The recently released North Carolina Utilities Commission Carbon Plan is more ideological than reasonable. It will saddle our state’s electricity customers with an energy plan that normalizes rolling blackouts due to capacity shortfalls. It will guarantee higher bills and colder homes over the winter.
It’s likely the plan doesn’t comply with state law.
The bipartisan Energy Solutions for North Carolina Act (House Bill 951), signed into law by Gov. Roy Cooper, was a compromise. It ceded Cooper and environmentalists’ long-desired goal of carbon neutrality by 2050. It didn’t mandate their preferred industrial wind and utility-scale solar resources to accomplish the goal.
House Bill 951 granted NCUC authority to determine a plan so long as it stayed within specific ratepayer protection guardrails. They included reliability, affordability, and technology. Any plan must be the most “reasonable,” “least-cost path” to emissions reductions with “least-cost planning of generation” that would “maintain and improve upon the reliability of the grid.” A required biennial review of technological advancements provides an opportunity to find new solutions that decrease costs and increase reliability.
Unfortunately, the most impactful mandate in NCUC’s Carbon Plan — accelerated retirement of 9,000 megawatts of baseload coal generation — ignores all ratepayer protections.
Admittedly, coal is the leading source of CO2 emissions on the generation side. So eliminating coal is low-hanging fruit to achieve quick emissions reduction.
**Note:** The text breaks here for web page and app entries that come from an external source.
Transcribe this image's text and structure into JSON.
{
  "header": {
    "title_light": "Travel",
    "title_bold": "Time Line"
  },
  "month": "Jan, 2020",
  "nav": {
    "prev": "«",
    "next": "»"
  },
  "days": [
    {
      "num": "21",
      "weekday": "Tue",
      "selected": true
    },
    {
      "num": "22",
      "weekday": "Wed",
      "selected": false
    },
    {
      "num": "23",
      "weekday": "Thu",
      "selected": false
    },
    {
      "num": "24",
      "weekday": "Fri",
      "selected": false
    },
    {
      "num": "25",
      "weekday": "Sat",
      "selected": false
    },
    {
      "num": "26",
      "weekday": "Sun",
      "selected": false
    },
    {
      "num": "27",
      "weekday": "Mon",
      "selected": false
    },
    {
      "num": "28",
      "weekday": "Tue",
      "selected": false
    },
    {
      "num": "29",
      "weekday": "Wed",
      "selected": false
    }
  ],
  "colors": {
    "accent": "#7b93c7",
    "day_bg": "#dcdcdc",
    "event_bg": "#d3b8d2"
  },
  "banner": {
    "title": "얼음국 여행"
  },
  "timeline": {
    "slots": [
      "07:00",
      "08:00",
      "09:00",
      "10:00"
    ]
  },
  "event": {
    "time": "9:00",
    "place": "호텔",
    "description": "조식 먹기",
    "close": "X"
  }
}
However, premature retirement ignores improved technology in carbon sequestration, which would allow coal-fired plants to remain operational at a much lower cost to ratepayers.
My colleague Jon Sanders recently reported, “The levelized cost of existing coal-fired power plants is less than half that of new solar and wind facilities plus their required backup generation.”
More importantly, coal has a much higher capacity factor and is dispatchable (available when needed) which makes it a much more reliable resource. Despite some fluctuations due to equipment issues, coal and natural gas worked alongside nuclear to keep North Carolinians from freezing during December’s arctic blast.
The blanket forced closure of Duke’s entire coal fleet — roughly one-fourth of North Carolina’s total installed capacity and nearly 30% of Duke Energy’s generation portfolio — requires baseload resource replacement. Instead, NCUC ordered 2,350 megawatts of new solar generation that will require expensive transmission and infrastructure upgrades to accommodate the intermittent resources. That’s on top of massive taxpayer-funded subsidies.
Solar’s biggest problem is that It has a “maximum dependable capacity of 0 MW.” Translation: It’s 100% unreliable. No worries. NCUC has us covered with a directive to build 1,600 megawatts of battery storage. Currently, Duke has two battery storage units, 18 megawatts in Florida and 5 megawatts in Indiana.
The NCUC plan pays lip service to natural gas as “bridge” fuel until more wind, solar and batteries can be developed. It allows for 2,000 megawatts of new natural gas, but that’s a pipe dream without new pipelines. Our current natural gas infrastructure is already fully subscribed. Agenda-driven environmentalists both inside and outside government have prevented necessary expansion.
NCUC also directs Duke to begin a process for onshore and offshore wind, which means more transmission lines, upgrades and higher rates. NCUC acknowledged as much, noting that Duke Energy Progress customers pay nearly 20% more for electricity than Duke Energy Carolinas customers. Why? Because their electricity comprises more solar generation and less nuclear than Duke Energy Carolinas. NCUC worried this disparity would worsen since almost all new solar and wind generation would happen on the Progress side.
As for our cleanest, most reliable baseload resource, nuclear energy, NCUC lets Duke maintain its current fleet and offers encouraging words for the development of small modular reactors — but no guarantees.
The math for retirement of baseload and replacement sources doesn’t work. Worse is the math that’s missing. NCUC provides no fiscal analysis. We have no idea how much this will cost ratepayers. But Duke just requested the first big plan-induced rate hike.
The NCUC blew its opportunity. It ignored ratepayer protection guardrails, gave a lifeline to intermittent solar, and punted on dispatchable, baseload generation. Ratepayers will pay the price, both in higher costs and colder homes. Let’s hope the legislature intervenes and orders a more thorough and reasonable plan.
Amy O. Cooke is the CEO of the John Locke Foundation, a state based, free market think tank headquartered in Raleigh.